Not one we hear so much anymore, but there were accusations that ‘men from the local UFO club’ were making crop circles ‘to speak to the aliens’. Perhaps it’s coincidence, but we’re wondering if this is a misinterpretation of the actions of circle makers UBI who made circles to communicate with what they believed to be paranormal, ‘genuine’ circle makers. Whatever the truth, do UFO clubs even exist anymore?


We’ve all heard claims that mysterious black helicopters have been involved in the making of crop circles in the Vale of Pewsey. The Croppie has even heard rumours that members of the military have been seen close to particular crop circles, ordering croppies to stay away. Yet again, this is something that doesn’t happen. However, what The Croppie does possess are anecdotes from people who have been employed by the armed forces in the fairly recent past. One involves an individual who was a pilot in the Army Air Corps. This person explained that the Vale of Pewsey was then a well-frequented training area at day and night. It was apparently far from unusual for pilots and gunners to observe the shapes of circle makers on night vision equipment. This source explains that pilots would sometimes, on rare occasions and for their own amusement, spook circle makers by flying low over the fields in which they were working.


Humanity is a curious species and some people are so desperate to impress others that they make the most bizarre claims.

Has he helped? We don’t know, but it seems everyone else has.

Through these pages and our Instagram account, we’ve encountered a fair few wannabe circle makers who’ve talked the talk without having ever made the walk. They used to work with this or that team or individual. Funny how they never worked with people whose names have not made it into the public domain. They’ve made Milk Hill 2001 (a popular claim with bullshitters, it must be said), the 1996 Julia Set … you name it, they’ve done it. We’re not exactly sure who they’re trying to impress, but it isn’t working.


‘Pranksters’ is another label unfairly attached to the memory of Doug Bower and Dave Chorley. It reduces their work to a joke, when they were artists in their own right, surprised at their success as they led their audience on a dance via an ever evolving phenomenon.

The tag is still slapped on contemporary circle makers. None of them that The Croppie knows are jokers. Instead, they enter fields, perform their work and stay silent. They are not attempting to convince the world that any one particular thing or another made their crop circles. Rather, they leave their work open to individual interpretation. That’s experiential art, not a prank.

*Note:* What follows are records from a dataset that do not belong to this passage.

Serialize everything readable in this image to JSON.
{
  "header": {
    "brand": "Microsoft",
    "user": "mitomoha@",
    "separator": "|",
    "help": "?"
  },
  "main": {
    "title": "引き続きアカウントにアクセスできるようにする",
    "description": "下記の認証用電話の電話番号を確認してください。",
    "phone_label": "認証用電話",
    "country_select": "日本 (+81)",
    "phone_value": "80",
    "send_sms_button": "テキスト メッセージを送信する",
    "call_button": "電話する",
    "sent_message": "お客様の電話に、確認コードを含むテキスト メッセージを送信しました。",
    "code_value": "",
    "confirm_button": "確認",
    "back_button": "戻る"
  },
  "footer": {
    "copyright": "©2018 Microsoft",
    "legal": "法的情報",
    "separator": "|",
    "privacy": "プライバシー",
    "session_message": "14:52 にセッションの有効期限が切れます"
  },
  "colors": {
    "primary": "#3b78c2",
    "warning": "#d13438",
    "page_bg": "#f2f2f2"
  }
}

Yes, we all know the man in the pub who sits on a stool at the bar, sharing his experiences of the crop circles he’s made. If it’s not him, then we hear all about ‘my mate who makes them’. Invariably, these tales are utter crap and are tantamount to a cry for attention, something a circle maker known to The Croppie can attest to:

‘I’ve experienced it on a few occasions now where I’ve been sat in a pub garden and I’ve heard people claiming responsiblity for crop circles I know were nothing to do with them. How do I know? I was there in the field that night when they weren’t. I sometimes want to call them out but I never do. It’s more interesting to just listen and let the legend grow.’